Tsampa
Tsampa

Butter tea provide you with both salt, calories and water, all of which are essential for survival in what many call the “Third pole”. The tea in the picture is the type of brick-tea used to make butter tea, here presented as an offering at a Buddhist shrine.

Brick Tea
Brick Tea

[Editor's note: Shout out to Lobsang Wangdu for Butter Tea — Recipe to Make Tibetan Tea: Po Cha.]

More Tibetan Tea0Martin Lindeskog2012-01-03 09:16:51This post is written by Linus Hammarstrand:

Tea has been drunk in Tibet since time immemorial. Normally it is mixed with rancid yak-butter and salt…

Butter Tea

This post is by Linus Hammarstrand:

There are many things you can do with tea; there are also many things you never should do. Mixing tea with, say, ketchup, or with gravel, are patently bad ideas. The same goes, tastewise, for the butter-tea, so beloved by the Tibetans. Most Tibetans, particularly the nomads, can drink up to 20 cups of this vile brew in any given day. It is made in a huge copper kettle, by mixing brick-tea with boiling water and then adding rancid yak-butter and salt to the brew. They often also mix it with tsampa, roasted barley flour and roll the mixture into little balls in their hands.
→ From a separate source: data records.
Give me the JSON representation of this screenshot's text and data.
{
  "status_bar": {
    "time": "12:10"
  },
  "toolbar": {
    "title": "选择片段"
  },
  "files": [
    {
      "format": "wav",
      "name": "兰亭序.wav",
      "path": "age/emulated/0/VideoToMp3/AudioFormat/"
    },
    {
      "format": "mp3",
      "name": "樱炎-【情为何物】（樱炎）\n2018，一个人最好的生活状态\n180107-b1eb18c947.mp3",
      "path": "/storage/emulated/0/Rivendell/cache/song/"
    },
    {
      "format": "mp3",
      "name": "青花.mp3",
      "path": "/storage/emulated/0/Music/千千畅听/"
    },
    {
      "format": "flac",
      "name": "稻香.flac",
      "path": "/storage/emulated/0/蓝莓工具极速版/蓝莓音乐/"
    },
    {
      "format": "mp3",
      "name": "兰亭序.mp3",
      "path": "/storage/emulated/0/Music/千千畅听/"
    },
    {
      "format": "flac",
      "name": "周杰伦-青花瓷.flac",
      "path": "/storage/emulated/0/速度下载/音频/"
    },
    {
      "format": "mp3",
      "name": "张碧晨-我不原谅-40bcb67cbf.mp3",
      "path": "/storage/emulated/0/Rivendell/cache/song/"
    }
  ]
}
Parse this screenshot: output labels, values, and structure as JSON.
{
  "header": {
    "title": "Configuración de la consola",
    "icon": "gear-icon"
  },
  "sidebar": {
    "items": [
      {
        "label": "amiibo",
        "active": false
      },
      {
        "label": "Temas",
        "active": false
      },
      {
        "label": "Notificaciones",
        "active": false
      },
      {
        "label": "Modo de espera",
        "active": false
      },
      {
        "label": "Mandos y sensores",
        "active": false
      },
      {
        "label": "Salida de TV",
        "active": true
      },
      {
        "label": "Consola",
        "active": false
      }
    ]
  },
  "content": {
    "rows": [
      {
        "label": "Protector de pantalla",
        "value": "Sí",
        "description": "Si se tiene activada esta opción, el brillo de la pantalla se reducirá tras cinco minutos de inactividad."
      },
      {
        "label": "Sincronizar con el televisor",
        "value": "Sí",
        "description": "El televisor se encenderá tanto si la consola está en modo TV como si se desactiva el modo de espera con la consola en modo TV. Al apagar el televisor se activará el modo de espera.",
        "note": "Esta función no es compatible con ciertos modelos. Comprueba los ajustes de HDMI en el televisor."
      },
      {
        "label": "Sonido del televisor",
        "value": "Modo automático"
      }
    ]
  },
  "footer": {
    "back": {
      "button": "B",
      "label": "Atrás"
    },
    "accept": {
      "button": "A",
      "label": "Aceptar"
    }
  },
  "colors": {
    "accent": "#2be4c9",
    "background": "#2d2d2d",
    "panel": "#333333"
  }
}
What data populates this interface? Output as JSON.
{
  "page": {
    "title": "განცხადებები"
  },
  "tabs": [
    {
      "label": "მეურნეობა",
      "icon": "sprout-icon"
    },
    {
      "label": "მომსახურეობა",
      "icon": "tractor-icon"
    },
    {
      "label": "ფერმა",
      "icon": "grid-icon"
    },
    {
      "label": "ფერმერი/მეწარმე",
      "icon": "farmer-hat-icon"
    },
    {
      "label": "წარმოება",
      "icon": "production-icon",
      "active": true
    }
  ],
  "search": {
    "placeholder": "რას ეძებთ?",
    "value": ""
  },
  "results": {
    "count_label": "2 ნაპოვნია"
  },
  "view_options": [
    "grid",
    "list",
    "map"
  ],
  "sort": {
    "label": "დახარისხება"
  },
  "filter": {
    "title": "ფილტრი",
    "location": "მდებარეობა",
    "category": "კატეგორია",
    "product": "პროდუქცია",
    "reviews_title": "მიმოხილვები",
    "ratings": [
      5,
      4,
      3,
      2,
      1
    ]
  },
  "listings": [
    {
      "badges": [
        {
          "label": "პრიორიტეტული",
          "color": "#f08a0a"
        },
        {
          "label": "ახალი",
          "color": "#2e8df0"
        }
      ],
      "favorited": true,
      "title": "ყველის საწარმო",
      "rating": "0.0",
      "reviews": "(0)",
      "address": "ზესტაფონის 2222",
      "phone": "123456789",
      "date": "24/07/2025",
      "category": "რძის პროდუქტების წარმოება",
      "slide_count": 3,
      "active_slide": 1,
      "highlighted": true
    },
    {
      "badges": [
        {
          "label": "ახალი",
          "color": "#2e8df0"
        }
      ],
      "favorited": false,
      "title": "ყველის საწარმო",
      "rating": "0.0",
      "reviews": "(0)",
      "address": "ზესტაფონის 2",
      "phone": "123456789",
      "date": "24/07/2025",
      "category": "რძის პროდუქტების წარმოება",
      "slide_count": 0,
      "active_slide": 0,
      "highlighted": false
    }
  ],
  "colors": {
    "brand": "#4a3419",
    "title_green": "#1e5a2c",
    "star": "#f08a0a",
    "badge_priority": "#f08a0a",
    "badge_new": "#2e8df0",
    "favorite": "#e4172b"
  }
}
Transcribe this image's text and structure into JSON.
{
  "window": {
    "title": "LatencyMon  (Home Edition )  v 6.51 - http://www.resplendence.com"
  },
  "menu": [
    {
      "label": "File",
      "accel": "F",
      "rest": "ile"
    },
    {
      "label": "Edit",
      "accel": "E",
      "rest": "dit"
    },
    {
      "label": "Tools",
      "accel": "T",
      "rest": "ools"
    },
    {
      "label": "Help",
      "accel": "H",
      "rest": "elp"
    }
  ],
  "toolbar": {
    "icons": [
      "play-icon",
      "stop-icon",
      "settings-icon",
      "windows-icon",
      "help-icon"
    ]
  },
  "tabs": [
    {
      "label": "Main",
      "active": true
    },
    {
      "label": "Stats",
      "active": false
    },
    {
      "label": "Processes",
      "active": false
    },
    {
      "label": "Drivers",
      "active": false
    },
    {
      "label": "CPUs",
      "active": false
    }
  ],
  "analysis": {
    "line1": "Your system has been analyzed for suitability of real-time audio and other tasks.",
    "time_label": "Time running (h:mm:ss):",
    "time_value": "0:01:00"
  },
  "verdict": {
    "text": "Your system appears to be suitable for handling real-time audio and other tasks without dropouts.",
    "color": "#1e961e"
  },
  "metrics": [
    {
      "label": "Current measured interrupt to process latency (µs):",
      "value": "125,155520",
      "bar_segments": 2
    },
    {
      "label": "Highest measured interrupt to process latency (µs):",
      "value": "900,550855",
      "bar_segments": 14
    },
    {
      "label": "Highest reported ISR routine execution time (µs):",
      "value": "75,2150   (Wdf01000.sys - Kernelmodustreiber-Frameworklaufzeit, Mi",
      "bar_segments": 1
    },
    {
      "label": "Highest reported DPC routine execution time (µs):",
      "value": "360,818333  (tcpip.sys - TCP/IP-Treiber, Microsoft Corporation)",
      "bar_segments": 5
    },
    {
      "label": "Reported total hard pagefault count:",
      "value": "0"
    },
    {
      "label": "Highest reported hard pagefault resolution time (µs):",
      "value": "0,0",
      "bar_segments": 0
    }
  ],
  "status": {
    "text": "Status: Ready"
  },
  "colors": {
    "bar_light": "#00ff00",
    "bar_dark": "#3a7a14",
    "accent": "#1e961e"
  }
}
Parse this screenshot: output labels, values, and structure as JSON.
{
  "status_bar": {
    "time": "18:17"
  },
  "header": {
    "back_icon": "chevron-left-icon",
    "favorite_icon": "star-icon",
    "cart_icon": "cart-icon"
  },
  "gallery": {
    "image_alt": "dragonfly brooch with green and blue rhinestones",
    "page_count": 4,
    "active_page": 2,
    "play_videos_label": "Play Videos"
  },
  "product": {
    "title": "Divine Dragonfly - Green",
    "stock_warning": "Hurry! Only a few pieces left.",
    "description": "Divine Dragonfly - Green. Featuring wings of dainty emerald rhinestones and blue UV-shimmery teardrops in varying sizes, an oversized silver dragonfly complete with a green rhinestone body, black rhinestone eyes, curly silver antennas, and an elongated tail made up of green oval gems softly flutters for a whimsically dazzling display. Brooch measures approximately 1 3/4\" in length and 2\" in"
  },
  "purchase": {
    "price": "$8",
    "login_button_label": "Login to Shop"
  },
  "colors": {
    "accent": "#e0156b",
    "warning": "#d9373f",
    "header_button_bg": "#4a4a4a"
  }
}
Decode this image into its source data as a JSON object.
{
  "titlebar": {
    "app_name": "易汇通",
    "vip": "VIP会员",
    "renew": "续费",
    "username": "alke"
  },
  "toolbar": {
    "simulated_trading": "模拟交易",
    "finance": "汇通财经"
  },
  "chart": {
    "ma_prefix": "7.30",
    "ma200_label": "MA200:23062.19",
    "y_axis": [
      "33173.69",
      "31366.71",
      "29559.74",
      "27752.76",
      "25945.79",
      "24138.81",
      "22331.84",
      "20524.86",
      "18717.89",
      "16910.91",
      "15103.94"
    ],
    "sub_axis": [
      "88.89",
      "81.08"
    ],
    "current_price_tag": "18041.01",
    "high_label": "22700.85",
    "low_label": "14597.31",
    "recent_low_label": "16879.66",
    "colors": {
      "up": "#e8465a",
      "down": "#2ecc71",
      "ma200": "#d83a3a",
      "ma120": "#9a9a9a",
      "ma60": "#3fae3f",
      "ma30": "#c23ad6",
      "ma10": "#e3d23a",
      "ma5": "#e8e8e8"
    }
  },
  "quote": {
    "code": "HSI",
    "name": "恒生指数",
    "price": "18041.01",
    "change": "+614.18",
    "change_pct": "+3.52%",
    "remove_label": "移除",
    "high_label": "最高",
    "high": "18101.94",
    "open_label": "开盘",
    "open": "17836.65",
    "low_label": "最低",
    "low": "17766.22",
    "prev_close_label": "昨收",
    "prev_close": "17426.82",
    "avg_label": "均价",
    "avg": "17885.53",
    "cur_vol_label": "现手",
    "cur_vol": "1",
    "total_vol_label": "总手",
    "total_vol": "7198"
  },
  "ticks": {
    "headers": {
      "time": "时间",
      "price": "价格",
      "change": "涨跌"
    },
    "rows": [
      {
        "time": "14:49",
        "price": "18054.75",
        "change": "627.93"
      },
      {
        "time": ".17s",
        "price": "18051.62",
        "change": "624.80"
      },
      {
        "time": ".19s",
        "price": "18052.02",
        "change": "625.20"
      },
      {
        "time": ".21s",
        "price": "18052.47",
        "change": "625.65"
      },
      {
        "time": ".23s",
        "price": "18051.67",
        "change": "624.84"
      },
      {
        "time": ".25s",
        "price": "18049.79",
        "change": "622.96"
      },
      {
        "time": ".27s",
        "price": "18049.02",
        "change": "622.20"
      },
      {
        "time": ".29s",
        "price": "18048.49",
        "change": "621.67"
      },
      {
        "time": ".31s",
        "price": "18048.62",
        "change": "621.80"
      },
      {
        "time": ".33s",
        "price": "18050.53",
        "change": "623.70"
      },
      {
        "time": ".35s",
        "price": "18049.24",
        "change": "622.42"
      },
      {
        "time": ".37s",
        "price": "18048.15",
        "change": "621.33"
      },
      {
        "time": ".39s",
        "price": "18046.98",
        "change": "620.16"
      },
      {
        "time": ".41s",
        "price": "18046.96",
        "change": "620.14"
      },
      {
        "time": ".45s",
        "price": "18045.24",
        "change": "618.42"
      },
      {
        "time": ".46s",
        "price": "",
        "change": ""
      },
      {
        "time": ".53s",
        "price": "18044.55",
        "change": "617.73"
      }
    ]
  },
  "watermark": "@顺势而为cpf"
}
As a guest it is extremely impolite to decline a hearty cup of butter-tea. One cup is typically bad enough, but the problem is that your host will refill your cup, again and again, even after you have only taken a sip. When this happens, it is best to drink it straight away, when it is still warm. There is only one thing worse than warm butter-tea; cold butter-tea!

Butter tea
Butter tea

Butter Tea0Martin Lindeskog2011-12-27 05:40:00This post is by Linus Hammarstrand:

There are many things you can do with tea; there are also many things you never should do. Mixing tea with, say…

Tea Houses of Sichuan

This post is written by Linus Hammarstrand:

Sichuan, a province in Southwestern China, has a long and distinguished tradition of drinking tea. For hundreds of years, the tea trail that connected China and Tibet went through the mountainous province. Even today many Sichuanese cities, towns and villages boasts at least one tea-house. These tea-houses serve as the nexus of many communities and the locals come here to exchange news, gossip, relax and of course, enjoy a nice cup of tea. This picture was taken in a small village on route to the city of Meishan.

photo by Linus Hammarstrand

Tea break at the South Chinese Countryside

The author was at this time leading a biking expedition through Sichuan’s countryside and here we decided to stop for a tea-break, much to the enjoyment of the locals, who hadn’t seen many foreigners in their lives! I am pretty convinced that they are still talking about the day when the Laowais, foreigners, came to town in their strange biking clothes!

Tea Houses of Sichuan0Martin Lindeskog2011-12-12 08:32:39This post is written by Linus Hammarstrand:

Sichuan, a province in Southwestern China, has a long and distinguished tradition of drinking tea. For …